Short sea transportation company United European Car Carriers (UECC) has announced the launch of a third dual-fuel LNG battery-hybrid pure car and truck carrier (PCTC). The vessel is the final new-build of the series, and was built at the Jiangnan Shipyard in China.
By utilizing battery-hybrid technology and dual-fuel engines, the new-builds are set to exceed the International Maritime Organization’s (IMO) goal of cutting carbon intensity by 40% by 2030 compared with 2008 levels. Through the use of LNG as a fuel, the vessel’s carbon dioxide levels will be reduced by approximately 25%, particulate matter and SOx by 90% and NOx by 85%. The company’s new-builds will also meet the IMO’s Tier 3 NOx emissions limitations for the North Sea and Baltic Sea.
Additionally, UECC conducted tests on its PCTC Autosky which utilized low-carbon fuels over a one-year period, resulting in a 58% reduction in carbon intensity.
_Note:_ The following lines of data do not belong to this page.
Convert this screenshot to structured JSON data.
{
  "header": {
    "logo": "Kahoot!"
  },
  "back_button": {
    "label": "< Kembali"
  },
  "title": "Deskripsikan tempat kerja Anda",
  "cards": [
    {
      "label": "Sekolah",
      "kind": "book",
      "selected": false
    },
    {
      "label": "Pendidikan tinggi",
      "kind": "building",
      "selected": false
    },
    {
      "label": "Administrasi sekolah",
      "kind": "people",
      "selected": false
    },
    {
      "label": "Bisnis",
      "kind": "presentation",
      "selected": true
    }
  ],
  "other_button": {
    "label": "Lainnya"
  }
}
UECC plans to extend the use of such fuels to other vessels based on possible trial cargoes.
Upon completion of the new-builds, UECC will have 80% of its total lifting capacity meeting or exceeding the IMO target already this year. The shipping company aims to achieve an annual cut of 34,500 metric tons in CO2 emissions by 2025, compared with 18,700 metric tons in 2020 and 277 metric tons in 2016.
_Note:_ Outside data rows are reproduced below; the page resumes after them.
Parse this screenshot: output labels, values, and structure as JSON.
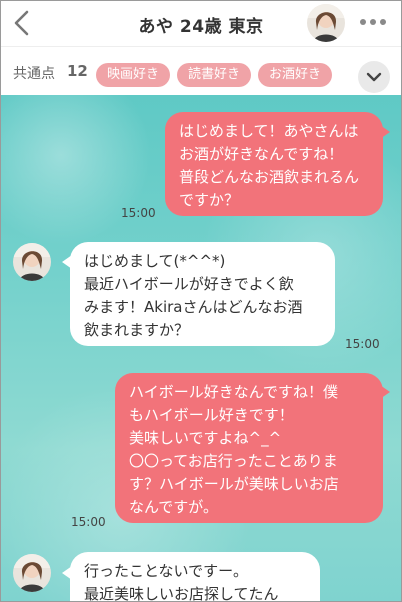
{
  "header": {
    "title": "あや 24歳 東京"
  },
  "common": {
    "label": "共通点",
    "count": "12",
    "tags": [
      "映画好き",
      "読書好き",
      "お酒好き"
    ]
  },
  "messages": [
    {
      "direction": "sent",
      "lines": [
        "はじめまして！あやさんは",
        "お酒が好きなんですね！",
        "普段どんなお酒飲まれるん",
        "ですか？"
      ],
      "time": "15:00"
    },
    {
      "direction": "received",
      "lines": [
        "はじめまして(*^^*)",
        "最近ハイボールが好きでよく飲",
        "みます！Akiraさんはどんなお酒",
        "飲まれますか？"
      ],
      "time": "15:00"
    },
    {
      "direction": "sent",
      "lines": [
        "ハイボール好きなんですね！僕",
        "もハイボール好きです！",
        "美味しいですよね^_^",
        "〇〇ってお店行ったことありま",
        "す？ハイボールが美味しいお店",
        "なんですが。"
      ],
      "time": "15:00"
    },
    {
      "direction": "received",
      "lines": [
        "行ったことないですー。",
        "最近美味しいお店探してたん"
      ],
      "time": ""
    }
  ],
  "icons": {
    "back": "chevron-left-icon",
    "more": "more-dots-icon",
    "expand": "chevron-down-icon"
  },
  "colors": {
    "sent_bubble": "#f2737a",
    "tag": "#f0a3a7",
    "chat_bg": "#74d1cc"
  }
}
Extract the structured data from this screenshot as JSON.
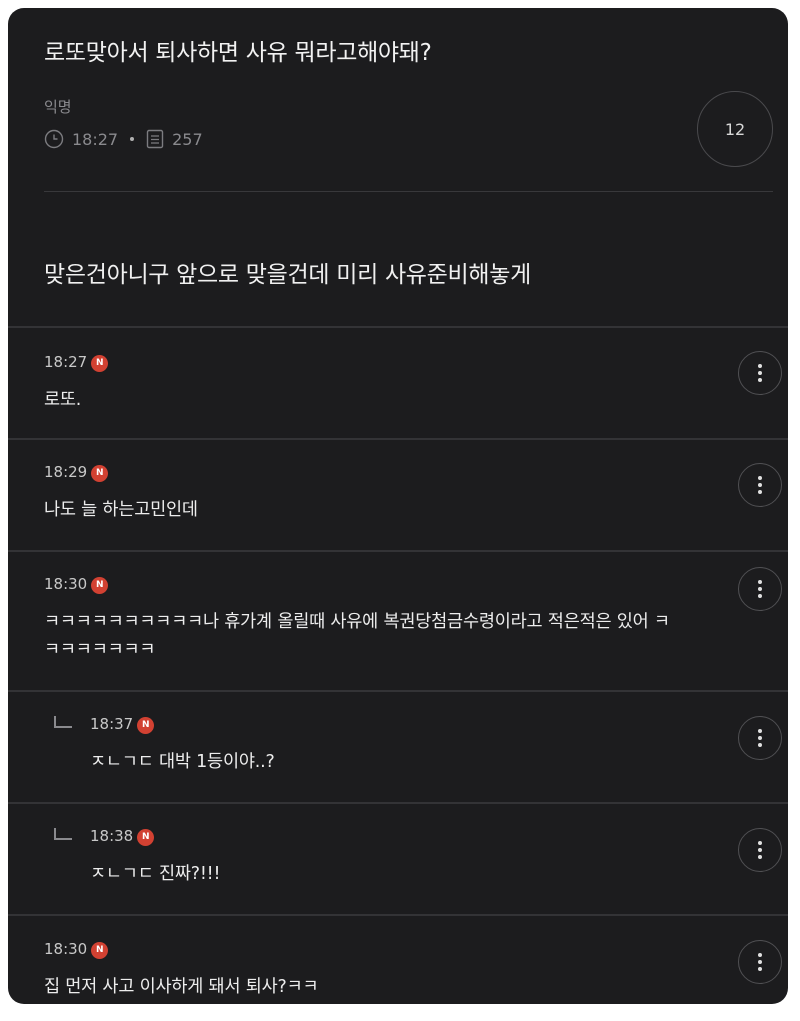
{
  "post": {
    "title": "로또맞아서 퇴사하면 사유 뭐라고해야돼?",
    "author": "익명",
    "time": "18:27",
    "views": "257",
    "comment_count": "12",
    "body": "맞은건아니구 앞으로 맞을건데 미리 사유준비해놓게"
  },
  "comments": [
    {
      "time": "18:27",
      "badge": "N",
      "text": "로또.",
      "reply": false
    },
    {
      "time": "18:29",
      "badge": "N",
      "text": "나도 늘 하는고민인데",
      "reply": false
    },
    {
      "time": "18:30",
      "badge": "N",
      "text": "ㅋㅋㅋㅋㅋㅋㅋㅋㅋㅋ나 휴가계 올릴때 사유에 복권당첨금수령이라고 적은적은 있어 ㅋㅋㅋㅋㅋㅋㅋㅋ",
      "reply": false
    },
    {
      "time": "18:37",
      "badge": "N",
      "text": "ㅈㄴㄱㄷ 대박 1등이야..?",
      "reply": true
    },
    {
      "time": "18:38",
      "badge": "N",
      "text": "ㅈㄴㄱㄷ 진짜?!!!",
      "reply": true
    },
    {
      "time": "18:30",
      "badge": "N",
      "text": "집 먼저 사고 이사하게 돼서 퇴사?ㅋㅋ",
      "reply": false
    }
  ],
  "icons": {
    "clock": "clock-icon",
    "views": "document-icon",
    "more": "more-vertical-icon",
    "reply": "reply-arrow-icon"
  },
  "colors": {
    "background": "#1c1c1e",
    "new_badge": "#d24132"
  }
}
“We are rapidly building up our low-emission fleet to become the leading eco-friendly shortsea carrier in Europe through the addition of these new-builds that will, alongside the use of alternative fuels on our existing vessels, drastically reduce UECC’s environmental footprint,” commented Glenn Edvardsen, chief executive, UECC.
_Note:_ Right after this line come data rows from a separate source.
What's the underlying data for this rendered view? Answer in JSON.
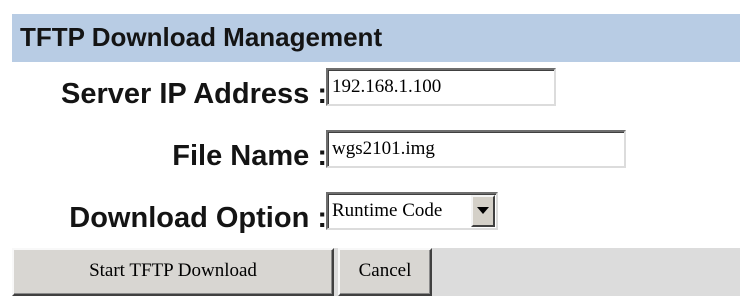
{
  "header": {
    "title": "TFTP Download Management",
    "color": "#b8cce4"
  },
  "form": {
    "server_ip_label": "Server IP Address :",
    "server_ip_value": "192.168.1.100",
    "file_name_label": "File Name :",
    "file_name_value": "wgs2101.img",
    "download_option_label": "Download Option :",
    "download_option_value": "Runtime Code",
    "dropdown_icon": "chevron-down-icon"
  },
  "buttons": {
    "start_label": "Start TFTP Download",
    "cancel_label": "Cancel"
  }
}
Following the recent delivery of UECC’s first new-build, Auto Advance, the second and third vessels are expected to be delivered in the first half of 2022. When final delivery of the three vessels is complete, UECC’s fleet of nine will include five eco-friendly PCTCs.
“We are taking advantage of available dual-fuel and hybrid technology with these new-builds while proactively adopting existing low-carbon fuels on our operational vessels to make a difference for the environment right now,” concluded Edvardsen.